EXERCISE:
Identify every line in the records below that contains the word "title", and copy each of those lines.

DATA FOR REVIEW:
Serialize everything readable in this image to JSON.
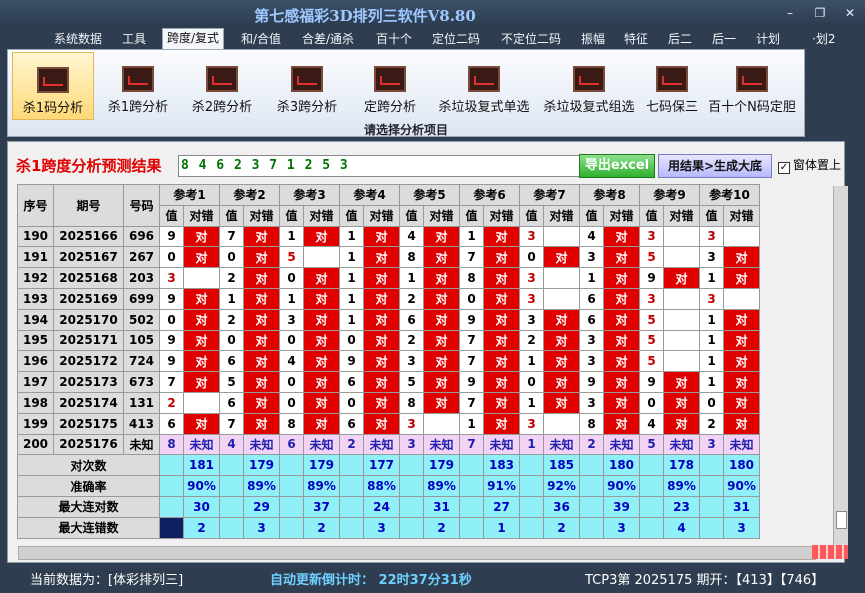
{
  "window": {
    "title": "第七感福彩3D排列三软件V8.80",
    "min": "–",
    "restore": "❐",
    "close": "✕"
  },
  "menu": [
    "系统数据",
    "工具",
    "跨度/复式",
    "和/合值",
    "合差/通杀",
    "百十个",
    "定位二码",
    "不定位二码",
    "振幅",
    "特征",
    "后二",
    "后一",
    "计划",
    "·划2"
  ],
  "menu_active": 2,
  "ribbon": {
    "buttons": [
      "杀1码分析",
      "杀1跨分析",
      "杀2跨分析",
      "杀3跨分析",
      "定跨分析",
      "杀垃圾复式单选",
      "杀垃圾复式组选",
      "七码保三",
      "百十个N码定胆"
    ],
    "selected": 0,
    "caption": "请选择分析项目"
  },
  "result": {
    "title": "杀1跨度分析预测结果",
    "value": "8 4 6 2 3 7 1 2 5 3",
    "export_button": "导出excel",
    "gen_button": "用结果>生成大底",
    "topmost_checkbox": "窗体置上",
    "topmost_checked": true
  },
  "table": {
    "headers": {
      "index": "序号",
      "period": "期号",
      "number": "号码",
      "value": "值",
      "result": "对错"
    },
    "refs": [
      "参考1",
      "参考2",
      "参考3",
      "参考4",
      "参考5",
      "参考6",
      "参考7",
      "参考8",
      "参考9",
      "参考10"
    ],
    "rows": [
      {
        "idx": "190",
        "period": "2025166",
        "num": "696",
        "cells": [
          [
            "9",
            "对"
          ],
          [
            "7",
            "对"
          ],
          [
            "1",
            "对"
          ],
          [
            "1",
            "对"
          ],
          [
            "4",
            "对"
          ],
          [
            "1",
            "对"
          ],
          [
            "3",
            ""
          ],
          [
            "4",
            "对"
          ],
          [
            "3",
            ""
          ],
          [
            "3",
            ""
          ]
        ]
      },
      {
        "idx": "191",
        "period": "2025167",
        "num": "267",
        "cells": [
          [
            "0",
            "对"
          ],
          [
            "0",
            "对"
          ],
          [
            "5",
            ""
          ],
          [
            "1",
            "对"
          ],
          [
            "8",
            "对"
          ],
          [
            "7",
            "对"
          ],
          [
            "0",
            "对"
          ],
          [
            "3",
            "对"
          ],
          [
            "5",
            ""
          ],
          [
            "3",
            "对"
          ]
        ]
      },
      {
        "idx": "192",
        "period": "2025168",
        "num": "203",
        "cells": [
          [
            "3",
            ""
          ],
          [
            "2",
            "对"
          ],
          [
            "0",
            "对"
          ],
          [
            "1",
            "对"
          ],
          [
            "1",
            "对"
          ],
          [
            "8",
            "对"
          ],
          [
            "3",
            ""
          ],
          [
            "1",
            "对"
          ],
          [
            "9",
            "对"
          ],
          [
            "1",
            "对"
          ]
        ]
      },
      {
        "idx": "193",
        "period": "2025169",
        "num": "699",
        "cells": [
          [
            "9",
            "对"
          ],
          [
            "1",
            "对"
          ],
          [
            "1",
            "对"
          ],
          [
            "1",
            "对"
          ],
          [
            "2",
            "对"
          ],
          [
            "0",
            "对"
          ],
          [
            "3",
            ""
          ],
          [
            "6",
            "对"
          ],
          [
            "3",
            ""
          ],
          [
            "3",
            ""
          ]
        ]
      },
      {
        "idx": "194",
        "period": "2025170",
        "num": "502",
        "cells": [
          [
            "0",
            "对"
          ],
          [
            "2",
            "对"
          ],
          [
            "3",
            "对"
          ],
          [
            "1",
            "对"
          ],
          [
            "6",
            "对"
          ],
          [
            "9",
            "对"
          ],
          [
            "3",
            "对"
          ],
          [
            "6",
            "对"
          ],
          [
            "5",
            ""
          ],
          [
            "1",
            "对"
          ]
        ]
      },
      {
        "idx": "195",
        "period": "2025171",
        "num": "105",
        "cells": [
          [
            "9",
            "对"
          ],
          [
            "0",
            "对"
          ],
          [
            "0",
            "对"
          ],
          [
            "0",
            "对"
          ],
          [
            "2",
            "对"
          ],
          [
            "7",
            "对"
          ],
          [
            "2",
            "对"
          ],
          [
            "3",
            "对"
          ],
          [
            "5",
            ""
          ],
          [
            "1",
            "对"
          ]
        ]
      },
      {
        "idx": "196",
        "period": "2025172",
        "num": "724",
        "cells": [
          [
            "9",
            "对"
          ],
          [
            "6",
            "对"
          ],
          [
            "4",
            "对"
          ],
          [
            "9",
            "对"
          ],
          [
            "3",
            "对"
          ],
          [
            "7",
            "对"
          ],
          [
            "1",
            "对"
          ],
          [
            "3",
            "对"
          ],
          [
            "5",
            ""
          ],
          [
            "1",
            "对"
          ]
        ]
      },
      {
        "idx": "197",
        "period": "2025173",
        "num": "673",
        "cells": [
          [
            "7",
            "对"
          ],
          [
            "5",
            "对"
          ],
          [
            "0",
            "对"
          ],
          [
            "6",
            "对"
          ],
          [
            "5",
            "对"
          ],
          [
            "9",
            "对"
          ],
          [
            "0",
            "对"
          ],
          [
            "9",
            "对"
          ],
          [
            "9",
            "对"
          ],
          [
            "1",
            "对"
          ]
        ]
      },
      {
        "idx": "198",
        "period": "2025174",
        "num": "131",
        "cells": [
          [
            "2",
            ""
          ],
          [
            "6",
            "对"
          ],
          [
            "0",
            "对"
          ],
          [
            "0",
            "对"
          ],
          [
            "8",
            "对"
          ],
          [
            "7",
            "对"
          ],
          [
            "1",
            "对"
          ],
          [
            "3",
            "对"
          ],
          [
            "0",
            "对"
          ],
          [
            "0",
            "对"
          ]
        ]
      },
      {
        "idx": "199",
        "period": "2025175",
        "num": "413",
        "cells": [
          [
            "6",
            "对"
          ],
          [
            "7",
            "对"
          ],
          [
            "8",
            "对"
          ],
          [
            "6",
            "对"
          ],
          [
            "3",
            ""
          ],
          [
            "1",
            "对"
          ],
          [
            "3",
            ""
          ],
          [
            "8",
            "对"
          ],
          [
            "4",
            "对"
          ],
          [
            "2",
            "对"
          ]
        ]
      }
    ],
    "future": {
      "idx": "200",
      "period": "2025176",
      "num": "未知",
      "values": [
        "8",
        "4",
        "6",
        "2",
        "3",
        "7",
        "1",
        "2",
        "5",
        "3"
      ],
      "unknown": "未知"
    },
    "stats": [
      {
        "label": "对次数",
        "values": [
          "181",
          "179",
          "179",
          "177",
          "179",
          "183",
          "185",
          "180",
          "178",
          "180"
        ]
      },
      {
        "label": "准确率",
        "values": [
          "90%",
          "89%",
          "89%",
          "88%",
          "89%",
          "91%",
          "92%",
          "90%",
          "89%",
          "90%"
        ]
      },
      {
        "label": "最大连对数",
        "values": [
          "30",
          "29",
          "37",
          "24",
          "31",
          "27",
          "36",
          "39",
          "23",
          "31"
        ]
      },
      {
        "label": "最大连错数",
        "values": [
          "2",
          "3",
          "2",
          "3",
          "2",
          "1",
          "2",
          "3",
          "4",
          "3"
        ]
      }
    ]
  },
  "status": {
    "current_label": "当前数据为：[体彩排列三]",
    "countdown": "自动更新倒计时：   22时37分31秒",
    "period": "TCP3第  2025175  期开：【413】【746】"
  },
  "colors": {
    "hit": "#e00000",
    "title": "#e00000",
    "stats_bg": "#8ff0f8",
    "future_bg": "#f3d3f3"
  }
}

RESULT OF THIS EXERCISE:
    "title": "第七感福彩3D排列三软件V8.80",
    "title": "杀1跨度分析预测结果",
    "title": "#e00000",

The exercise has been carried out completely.